WHAT IS REQUIRED → Provide only the number of lines below that contain the word "price".

(Dataset rows for apps and sites)
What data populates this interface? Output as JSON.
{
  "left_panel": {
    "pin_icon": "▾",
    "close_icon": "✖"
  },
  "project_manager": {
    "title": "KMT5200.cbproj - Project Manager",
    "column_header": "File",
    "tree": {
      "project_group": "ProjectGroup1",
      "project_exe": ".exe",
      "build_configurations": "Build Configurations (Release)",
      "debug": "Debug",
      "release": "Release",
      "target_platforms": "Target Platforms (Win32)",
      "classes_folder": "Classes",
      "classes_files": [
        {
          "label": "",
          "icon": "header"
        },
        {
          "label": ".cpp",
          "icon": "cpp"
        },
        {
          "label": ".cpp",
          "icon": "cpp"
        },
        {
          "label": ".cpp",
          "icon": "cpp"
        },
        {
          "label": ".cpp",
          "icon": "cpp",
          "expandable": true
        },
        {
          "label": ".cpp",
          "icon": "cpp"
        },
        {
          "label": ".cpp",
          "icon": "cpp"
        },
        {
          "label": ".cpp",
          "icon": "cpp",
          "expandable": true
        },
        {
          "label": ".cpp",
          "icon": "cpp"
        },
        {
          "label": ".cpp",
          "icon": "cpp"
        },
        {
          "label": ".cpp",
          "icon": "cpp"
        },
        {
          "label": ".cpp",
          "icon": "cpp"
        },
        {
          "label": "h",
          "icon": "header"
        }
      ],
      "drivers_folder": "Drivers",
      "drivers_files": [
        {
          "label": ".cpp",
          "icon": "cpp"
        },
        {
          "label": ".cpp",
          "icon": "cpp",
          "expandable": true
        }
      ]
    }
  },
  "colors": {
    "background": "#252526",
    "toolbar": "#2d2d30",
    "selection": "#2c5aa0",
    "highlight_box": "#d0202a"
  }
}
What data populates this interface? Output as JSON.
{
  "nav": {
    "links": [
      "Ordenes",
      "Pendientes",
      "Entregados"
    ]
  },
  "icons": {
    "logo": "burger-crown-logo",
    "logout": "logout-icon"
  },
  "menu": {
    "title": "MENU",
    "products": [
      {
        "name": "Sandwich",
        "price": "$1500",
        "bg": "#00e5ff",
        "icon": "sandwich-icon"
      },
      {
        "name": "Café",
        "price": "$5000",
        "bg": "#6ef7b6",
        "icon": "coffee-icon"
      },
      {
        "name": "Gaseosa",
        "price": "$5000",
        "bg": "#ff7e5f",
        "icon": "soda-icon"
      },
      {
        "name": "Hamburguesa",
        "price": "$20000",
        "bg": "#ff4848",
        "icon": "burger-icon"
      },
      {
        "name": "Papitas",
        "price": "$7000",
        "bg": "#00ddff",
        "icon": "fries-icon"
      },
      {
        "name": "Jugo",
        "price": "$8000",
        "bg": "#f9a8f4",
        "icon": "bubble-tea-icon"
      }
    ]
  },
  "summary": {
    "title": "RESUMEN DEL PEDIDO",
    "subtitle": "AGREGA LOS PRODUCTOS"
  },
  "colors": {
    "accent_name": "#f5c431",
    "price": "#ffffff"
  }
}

OUTPUT OF THE EXERCISE → 7